◆ Required action: Report each line of the records below that uses the word "Week".

Top of Records supplied

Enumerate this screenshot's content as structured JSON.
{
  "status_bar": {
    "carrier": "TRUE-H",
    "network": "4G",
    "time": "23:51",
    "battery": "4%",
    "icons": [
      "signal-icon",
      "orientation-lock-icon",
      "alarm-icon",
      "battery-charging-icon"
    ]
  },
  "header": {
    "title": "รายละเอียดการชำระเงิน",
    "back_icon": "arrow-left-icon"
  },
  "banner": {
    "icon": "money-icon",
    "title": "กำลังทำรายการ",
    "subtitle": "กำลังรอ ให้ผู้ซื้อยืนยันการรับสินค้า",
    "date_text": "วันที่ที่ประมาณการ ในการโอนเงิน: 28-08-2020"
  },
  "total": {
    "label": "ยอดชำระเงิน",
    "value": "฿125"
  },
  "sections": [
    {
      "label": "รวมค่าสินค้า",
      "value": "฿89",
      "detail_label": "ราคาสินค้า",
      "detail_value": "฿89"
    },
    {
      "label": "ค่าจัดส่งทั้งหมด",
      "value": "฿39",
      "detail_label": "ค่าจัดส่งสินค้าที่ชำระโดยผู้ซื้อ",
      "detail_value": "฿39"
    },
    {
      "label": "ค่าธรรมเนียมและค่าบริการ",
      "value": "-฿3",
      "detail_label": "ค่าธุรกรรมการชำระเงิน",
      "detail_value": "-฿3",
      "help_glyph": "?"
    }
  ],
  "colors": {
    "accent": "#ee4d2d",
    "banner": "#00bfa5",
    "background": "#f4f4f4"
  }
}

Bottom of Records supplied
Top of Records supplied

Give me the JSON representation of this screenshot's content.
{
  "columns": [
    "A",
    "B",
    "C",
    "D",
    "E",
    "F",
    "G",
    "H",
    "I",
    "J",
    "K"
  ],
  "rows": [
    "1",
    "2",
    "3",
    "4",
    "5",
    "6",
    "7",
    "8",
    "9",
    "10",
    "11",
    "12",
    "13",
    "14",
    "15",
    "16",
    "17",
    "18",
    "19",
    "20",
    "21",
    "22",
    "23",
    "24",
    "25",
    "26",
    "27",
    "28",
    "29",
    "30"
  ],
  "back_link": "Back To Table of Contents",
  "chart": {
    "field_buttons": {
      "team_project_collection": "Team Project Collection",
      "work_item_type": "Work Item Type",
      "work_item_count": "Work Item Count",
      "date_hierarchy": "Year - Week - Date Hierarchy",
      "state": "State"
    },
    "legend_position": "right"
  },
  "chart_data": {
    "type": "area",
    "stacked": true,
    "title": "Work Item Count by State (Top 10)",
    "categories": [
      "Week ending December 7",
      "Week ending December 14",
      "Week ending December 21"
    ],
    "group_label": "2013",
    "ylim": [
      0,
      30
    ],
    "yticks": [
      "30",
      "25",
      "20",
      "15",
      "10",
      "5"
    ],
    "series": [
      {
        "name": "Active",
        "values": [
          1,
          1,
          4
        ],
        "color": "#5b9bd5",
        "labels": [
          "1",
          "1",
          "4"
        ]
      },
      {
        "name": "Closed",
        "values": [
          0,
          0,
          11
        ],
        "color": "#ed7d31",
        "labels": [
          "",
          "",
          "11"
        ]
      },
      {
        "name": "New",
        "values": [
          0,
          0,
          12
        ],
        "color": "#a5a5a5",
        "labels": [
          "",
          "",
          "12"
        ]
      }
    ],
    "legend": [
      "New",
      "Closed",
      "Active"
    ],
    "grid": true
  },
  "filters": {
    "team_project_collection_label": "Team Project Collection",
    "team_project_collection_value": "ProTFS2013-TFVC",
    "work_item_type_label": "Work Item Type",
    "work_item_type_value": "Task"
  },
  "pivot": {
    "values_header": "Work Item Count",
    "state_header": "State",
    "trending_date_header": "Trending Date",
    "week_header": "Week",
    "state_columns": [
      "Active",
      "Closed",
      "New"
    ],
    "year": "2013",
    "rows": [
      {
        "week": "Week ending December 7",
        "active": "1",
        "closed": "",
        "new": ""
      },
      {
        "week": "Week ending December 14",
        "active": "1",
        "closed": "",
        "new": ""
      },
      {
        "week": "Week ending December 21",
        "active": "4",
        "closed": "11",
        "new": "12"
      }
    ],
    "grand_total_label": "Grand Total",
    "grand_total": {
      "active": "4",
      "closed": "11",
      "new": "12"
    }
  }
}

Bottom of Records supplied

◆ Completed task:
      "date_hierarchy": "Year - Week - Date Hierarchy",
      "Week ending December 7",
      "Week ending December 14",
      "Week ending December 21"
    "week_header": "Week",
        "week": "Week ending December 7",
        "week": "Week ending December 14",
        "week": "Week ending December 21",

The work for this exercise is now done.